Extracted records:
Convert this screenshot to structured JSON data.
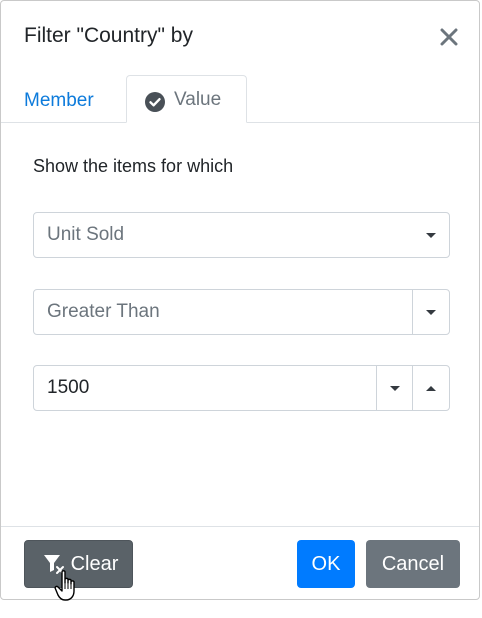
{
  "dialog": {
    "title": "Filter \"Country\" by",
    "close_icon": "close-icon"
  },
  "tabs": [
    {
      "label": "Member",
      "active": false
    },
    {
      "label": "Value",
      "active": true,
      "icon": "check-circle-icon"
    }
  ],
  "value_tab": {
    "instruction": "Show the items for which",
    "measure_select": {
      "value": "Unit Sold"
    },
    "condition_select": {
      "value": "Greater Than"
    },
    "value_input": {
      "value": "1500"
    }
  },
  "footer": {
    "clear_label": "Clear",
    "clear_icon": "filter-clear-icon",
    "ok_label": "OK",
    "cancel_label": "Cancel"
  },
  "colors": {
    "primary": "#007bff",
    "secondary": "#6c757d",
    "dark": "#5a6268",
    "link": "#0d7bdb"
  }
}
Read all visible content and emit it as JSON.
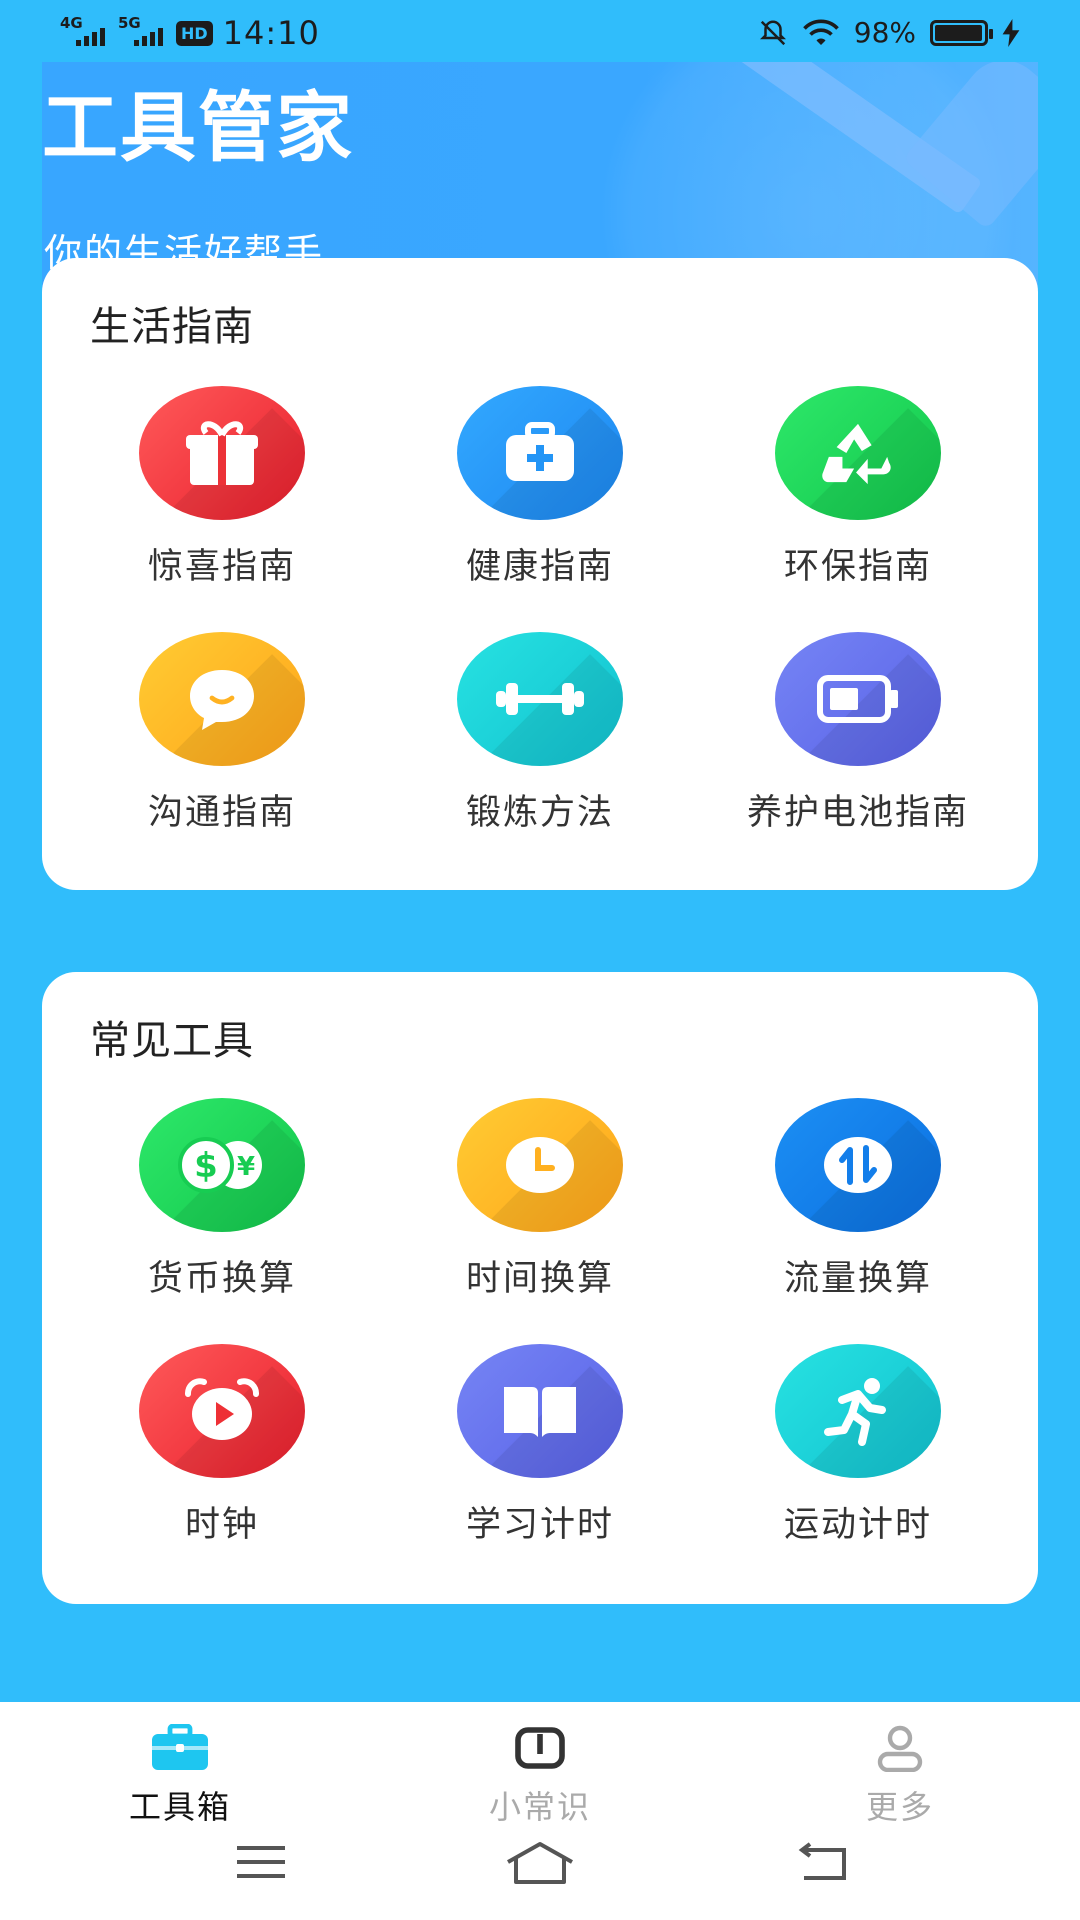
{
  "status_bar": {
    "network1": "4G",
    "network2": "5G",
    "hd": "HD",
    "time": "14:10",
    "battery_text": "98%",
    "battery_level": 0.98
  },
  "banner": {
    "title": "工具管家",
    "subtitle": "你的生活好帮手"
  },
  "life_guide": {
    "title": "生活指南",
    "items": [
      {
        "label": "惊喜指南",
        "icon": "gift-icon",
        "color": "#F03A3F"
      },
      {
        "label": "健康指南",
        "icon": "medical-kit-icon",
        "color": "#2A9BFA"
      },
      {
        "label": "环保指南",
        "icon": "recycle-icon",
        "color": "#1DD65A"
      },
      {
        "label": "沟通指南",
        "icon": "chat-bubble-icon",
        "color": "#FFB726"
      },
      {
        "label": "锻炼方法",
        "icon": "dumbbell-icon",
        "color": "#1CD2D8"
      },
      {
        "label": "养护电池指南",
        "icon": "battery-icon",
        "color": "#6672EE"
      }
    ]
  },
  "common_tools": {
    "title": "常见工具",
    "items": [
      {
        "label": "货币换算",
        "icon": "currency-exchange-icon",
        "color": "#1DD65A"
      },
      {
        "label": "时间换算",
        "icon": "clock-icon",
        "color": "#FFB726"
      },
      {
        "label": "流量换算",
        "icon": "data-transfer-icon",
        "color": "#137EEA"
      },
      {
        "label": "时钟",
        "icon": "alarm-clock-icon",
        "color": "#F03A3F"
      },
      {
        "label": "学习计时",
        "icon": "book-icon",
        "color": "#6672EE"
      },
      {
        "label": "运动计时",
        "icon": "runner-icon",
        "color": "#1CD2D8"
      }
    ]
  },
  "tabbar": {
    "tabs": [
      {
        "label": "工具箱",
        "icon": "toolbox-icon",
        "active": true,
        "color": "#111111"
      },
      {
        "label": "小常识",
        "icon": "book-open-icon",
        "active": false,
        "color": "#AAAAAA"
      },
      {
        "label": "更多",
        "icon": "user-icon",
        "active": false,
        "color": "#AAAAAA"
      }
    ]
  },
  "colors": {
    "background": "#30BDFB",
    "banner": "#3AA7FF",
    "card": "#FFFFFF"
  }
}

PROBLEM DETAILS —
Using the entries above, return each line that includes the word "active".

RESULT —
      "active": false
      "active": true,
        "active": true,
        "active": false,
        "active": false,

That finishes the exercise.